Wayne Hillier
Director, Greenhouse Gases EPA

For the GHG EPA, the first COSIA Innovation Summit was the big highlight of the year so far. The GHG stream of the conference differed somewhat from the other EPA’s, in that the presentations and posters were about 50 per cent member projects and 50 per cent projects from external innovators.

I was really impressed with the number and quality of the abstracts submitted and with the ones our EPA members chose to be featured at the conference. For us though, the work doesn’t end now that the conference is over. We’ll be taking those abstracts and distributing them to our newly formed technology working groups. They will look into which of these technologies and projects should be pursued.

These technology working groups are going to change how work is done within the EPA. Right now, decisions about what technologies to explore and pursue are made by all members of the EPA at the Steering Committee level. By separating into smaller, more nimble working groups that are aligned with our Opportunity Areas and Gaps, and based on company interest, expertise and capacity, we’ll be able to assess and launch technologies faster and more efficiently.

Just like our Steering Committee, we want our working groups to look at launching projects and technologies strategically, so that we have plans and next steps to develop these technologies now and well into the future. To do this, we will be structuring our upcoming Strategic Offsite meeting around these new working groups, assessing our project portfolio and direction in relation to each.
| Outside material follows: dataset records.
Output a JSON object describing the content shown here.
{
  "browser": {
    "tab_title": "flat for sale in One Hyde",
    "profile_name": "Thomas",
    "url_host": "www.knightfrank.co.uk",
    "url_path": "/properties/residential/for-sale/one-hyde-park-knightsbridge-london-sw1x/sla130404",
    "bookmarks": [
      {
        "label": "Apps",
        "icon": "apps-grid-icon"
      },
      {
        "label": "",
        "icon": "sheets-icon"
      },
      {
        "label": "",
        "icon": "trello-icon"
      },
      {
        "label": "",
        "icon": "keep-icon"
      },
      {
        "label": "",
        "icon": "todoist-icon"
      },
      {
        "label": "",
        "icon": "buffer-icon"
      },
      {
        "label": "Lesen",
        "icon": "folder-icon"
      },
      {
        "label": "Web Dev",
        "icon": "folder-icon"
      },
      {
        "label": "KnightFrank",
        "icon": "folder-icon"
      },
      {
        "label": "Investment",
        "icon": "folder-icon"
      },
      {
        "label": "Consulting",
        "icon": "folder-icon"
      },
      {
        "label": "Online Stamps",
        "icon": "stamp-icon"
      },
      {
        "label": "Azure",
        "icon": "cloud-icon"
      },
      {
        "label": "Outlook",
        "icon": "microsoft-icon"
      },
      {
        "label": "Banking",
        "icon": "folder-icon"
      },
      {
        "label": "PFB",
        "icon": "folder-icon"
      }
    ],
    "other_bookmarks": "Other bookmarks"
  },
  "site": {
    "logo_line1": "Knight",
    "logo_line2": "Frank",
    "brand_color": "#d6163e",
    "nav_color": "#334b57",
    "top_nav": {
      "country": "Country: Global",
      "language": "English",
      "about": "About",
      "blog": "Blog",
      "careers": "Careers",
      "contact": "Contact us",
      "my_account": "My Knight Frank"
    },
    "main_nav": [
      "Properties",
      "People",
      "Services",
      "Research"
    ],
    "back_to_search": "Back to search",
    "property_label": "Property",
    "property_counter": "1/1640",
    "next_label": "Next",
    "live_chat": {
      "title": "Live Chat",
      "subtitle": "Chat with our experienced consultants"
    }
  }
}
We’ll also be creating multi-year plans for each working group and incorporating them into our larger GHG EPA Multi-year Plan.